No one in current cinema and theater celebrates the beauty, wit and wonder of the words of William Shakespeare better than Kenneth Branagh. In his latest feature, All is True, the writer/director/actor takes his masterful and intimate understanding of The Bard even further, tackling not just the words of Shakespeare, but the man himself.
After a fire destroys his beloved Globe Theatre in 1613, Shakespeare (Branagh) returns to Stratford-upon-Avon, where he is met with a less-than-warm homecoming. Tired, middle-aged and creatively burned out, the sour reception sets the stage for his own third act.
With a prosthetic schnozz and receding hairline, Branagh looks the part. His portrayal of The Bard is likable, kind and really quite thoughtful, playing to the man’s alleged strengths and weaknesses.

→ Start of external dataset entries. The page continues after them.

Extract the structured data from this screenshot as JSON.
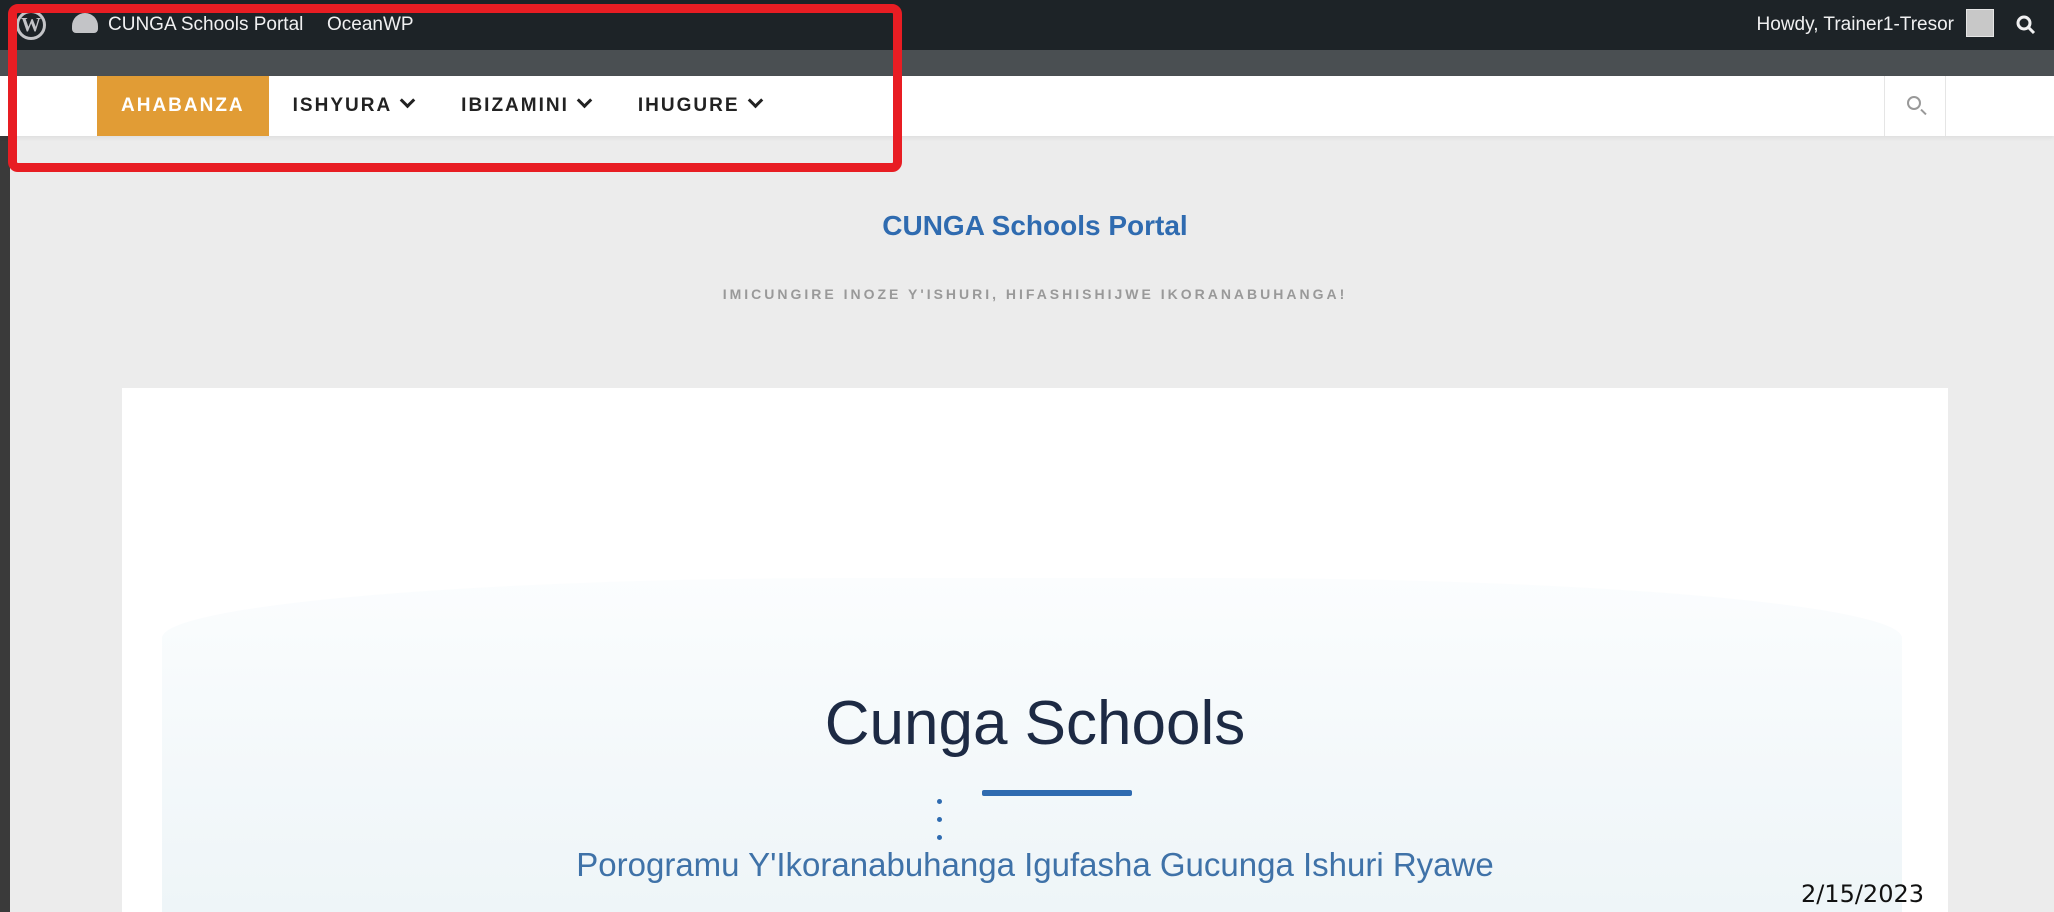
{
  "admin_bar": {
    "site_name": "CUNGA Schools Portal",
    "theme_name": "OceanWP",
    "greeting": "Howdy, Trainer1-Tresor"
  },
  "nav": {
    "items": [
      {
        "label": "AHABANZA",
        "active": true,
        "has_dropdown": false
      },
      {
        "label": "ISHYURA",
        "active": false,
        "has_dropdown": true
      },
      {
        "label": "IBIZAMINI",
        "active": false,
        "has_dropdown": true
      },
      {
        "label": "IHUGURE",
        "active": false,
        "has_dropdown": true
      }
    ],
    "search_icon": "search-icon"
  },
  "branding": {
    "title": "CUNGA Schools Portal",
    "description": "IMICUNGIRE INOZE Y'ISHURI, HIFASHISHIJWE IKORANABUHANGA!"
  },
  "hero": {
    "title": "Cunga Schools",
    "subtitle": "Porogramu Y'Ikoranabuhanga Igufasha Gucunga Ishuri Ryawe"
  },
  "date_stamp": "2/15/2023",
  "colors": {
    "admin_bar": "#1d2327",
    "nav_active": "#e19c35",
    "highlight": "#e81d23",
    "link_blue": "#2f6bb0"
  }
}
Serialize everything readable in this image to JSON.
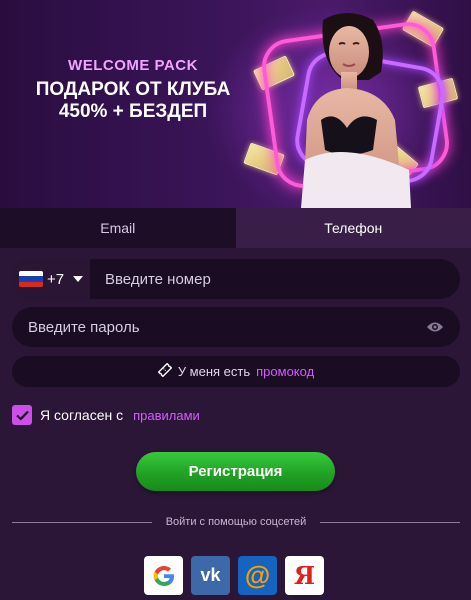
{
  "banner": {
    "welcome": "WELCOME PACK",
    "gift": "ПОДАРОК ОТ КЛУБА",
    "bonus": "450% + БЕЗДЕП"
  },
  "tabs": [
    {
      "label": "Email",
      "active": false
    },
    {
      "label": "Телефон",
      "active": true
    }
  ],
  "phone": {
    "country_flag": "russia-flag-icon",
    "dial_code": "+7",
    "placeholder": "Введите номер"
  },
  "password": {
    "placeholder": "Введите пароль",
    "toggle_icon": "eye-icon"
  },
  "promo": {
    "text": "У меня есть",
    "link": "промокод",
    "icon": "ticket-icon"
  },
  "agree": {
    "checked": true,
    "text": "Я согласен с",
    "link": "правилами"
  },
  "register": {
    "label": "Регистрация"
  },
  "social": {
    "label": "Войти с помощью соцсетей",
    "providers": [
      {
        "name": "google",
        "icon": "google-icon"
      },
      {
        "name": "vk",
        "icon": "vk-icon",
        "glyph": "vk"
      },
      {
        "name": "mail",
        "icon": "mail-ru-icon",
        "glyph": "@"
      },
      {
        "name": "yandex",
        "icon": "yandex-icon",
        "glyph": "Я"
      }
    ]
  },
  "colors": {
    "background": "#2c1637",
    "accent": "#d45cff",
    "register_green": "#22a225",
    "field_bg": "#1a0c23"
  }
}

Shakespeare’s wife was eight years older than he was. Curiously, Branagh casts Judi Dench as Ann Hathaway and, in spite of a 26-year age gap, it works.
The ensemble composing Shakespeare’s immediate family is tight and collectively delivers fine performances. But the person who blatantly makes the most of his time on screen is Ian McKellen as the deliciously aristocratic Earl of Southampton.
Branagh’s film may be set in the Jacobean era but will resonate with contemporary audiences. Ben Elton’s script sparkles with crackling dialogue, yet isn’t bogged down with Elizabethan prose. Shakespeare purists and art house cinema devotees should appreciate the film’s title, though they may take issue with the overall work’s accessibility and sentimentality.
Even so, All is True is beautifully filmed and lovingly told. Personally, this critic thinks the old Bard himself would approve.
Starts June 7 at Grail Moviehouse